■ **Prompt**:
Tally the lines in the data that follows that include the word "Open", and report nothing but the total.

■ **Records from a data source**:
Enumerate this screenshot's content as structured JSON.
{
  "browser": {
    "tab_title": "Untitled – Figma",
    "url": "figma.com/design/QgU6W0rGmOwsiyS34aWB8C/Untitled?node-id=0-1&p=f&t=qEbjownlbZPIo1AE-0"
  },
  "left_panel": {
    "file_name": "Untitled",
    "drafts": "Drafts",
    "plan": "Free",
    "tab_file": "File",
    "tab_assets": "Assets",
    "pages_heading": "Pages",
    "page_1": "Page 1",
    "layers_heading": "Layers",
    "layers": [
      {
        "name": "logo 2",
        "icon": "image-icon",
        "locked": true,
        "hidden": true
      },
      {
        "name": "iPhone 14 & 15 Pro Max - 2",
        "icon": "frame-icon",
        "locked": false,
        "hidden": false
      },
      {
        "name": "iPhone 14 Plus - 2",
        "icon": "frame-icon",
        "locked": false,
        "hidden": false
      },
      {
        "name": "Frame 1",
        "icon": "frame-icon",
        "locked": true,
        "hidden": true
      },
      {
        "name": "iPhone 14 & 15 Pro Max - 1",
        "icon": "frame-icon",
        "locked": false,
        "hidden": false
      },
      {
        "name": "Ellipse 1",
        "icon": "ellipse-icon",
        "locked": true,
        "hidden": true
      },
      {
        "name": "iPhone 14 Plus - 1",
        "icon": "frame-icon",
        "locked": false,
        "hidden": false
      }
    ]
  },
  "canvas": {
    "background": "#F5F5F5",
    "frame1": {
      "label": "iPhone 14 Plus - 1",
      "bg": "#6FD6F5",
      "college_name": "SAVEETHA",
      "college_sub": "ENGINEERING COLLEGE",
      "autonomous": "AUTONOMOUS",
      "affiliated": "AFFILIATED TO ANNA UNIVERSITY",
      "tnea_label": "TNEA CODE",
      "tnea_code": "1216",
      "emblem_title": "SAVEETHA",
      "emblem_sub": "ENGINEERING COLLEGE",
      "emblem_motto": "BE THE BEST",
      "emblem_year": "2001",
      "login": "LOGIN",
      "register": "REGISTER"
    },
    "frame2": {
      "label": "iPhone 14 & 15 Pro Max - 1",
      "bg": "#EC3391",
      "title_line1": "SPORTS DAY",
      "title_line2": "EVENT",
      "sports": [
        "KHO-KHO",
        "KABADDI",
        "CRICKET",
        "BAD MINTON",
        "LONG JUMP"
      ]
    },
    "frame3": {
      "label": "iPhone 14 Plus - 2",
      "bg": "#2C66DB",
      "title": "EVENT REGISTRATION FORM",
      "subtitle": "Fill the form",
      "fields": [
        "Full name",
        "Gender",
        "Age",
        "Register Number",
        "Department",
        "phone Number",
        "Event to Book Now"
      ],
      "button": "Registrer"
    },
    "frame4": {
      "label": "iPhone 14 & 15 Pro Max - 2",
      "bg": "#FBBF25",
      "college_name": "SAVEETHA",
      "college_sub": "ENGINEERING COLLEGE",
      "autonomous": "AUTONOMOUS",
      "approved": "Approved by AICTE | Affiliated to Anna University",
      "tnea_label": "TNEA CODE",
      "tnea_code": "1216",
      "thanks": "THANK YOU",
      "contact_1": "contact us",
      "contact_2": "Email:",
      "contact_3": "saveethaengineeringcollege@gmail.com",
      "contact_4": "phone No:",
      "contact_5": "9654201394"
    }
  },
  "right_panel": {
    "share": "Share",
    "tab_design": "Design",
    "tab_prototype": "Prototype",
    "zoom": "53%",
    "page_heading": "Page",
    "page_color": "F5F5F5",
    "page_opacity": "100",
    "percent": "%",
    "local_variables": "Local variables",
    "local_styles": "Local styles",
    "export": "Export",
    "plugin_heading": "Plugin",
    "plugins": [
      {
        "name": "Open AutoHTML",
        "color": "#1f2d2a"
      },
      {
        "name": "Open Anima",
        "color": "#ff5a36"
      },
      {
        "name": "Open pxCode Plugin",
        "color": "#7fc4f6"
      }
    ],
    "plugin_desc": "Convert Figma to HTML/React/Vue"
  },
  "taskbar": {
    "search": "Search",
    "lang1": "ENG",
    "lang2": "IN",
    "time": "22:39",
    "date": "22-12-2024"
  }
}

■ **Solution below**:
3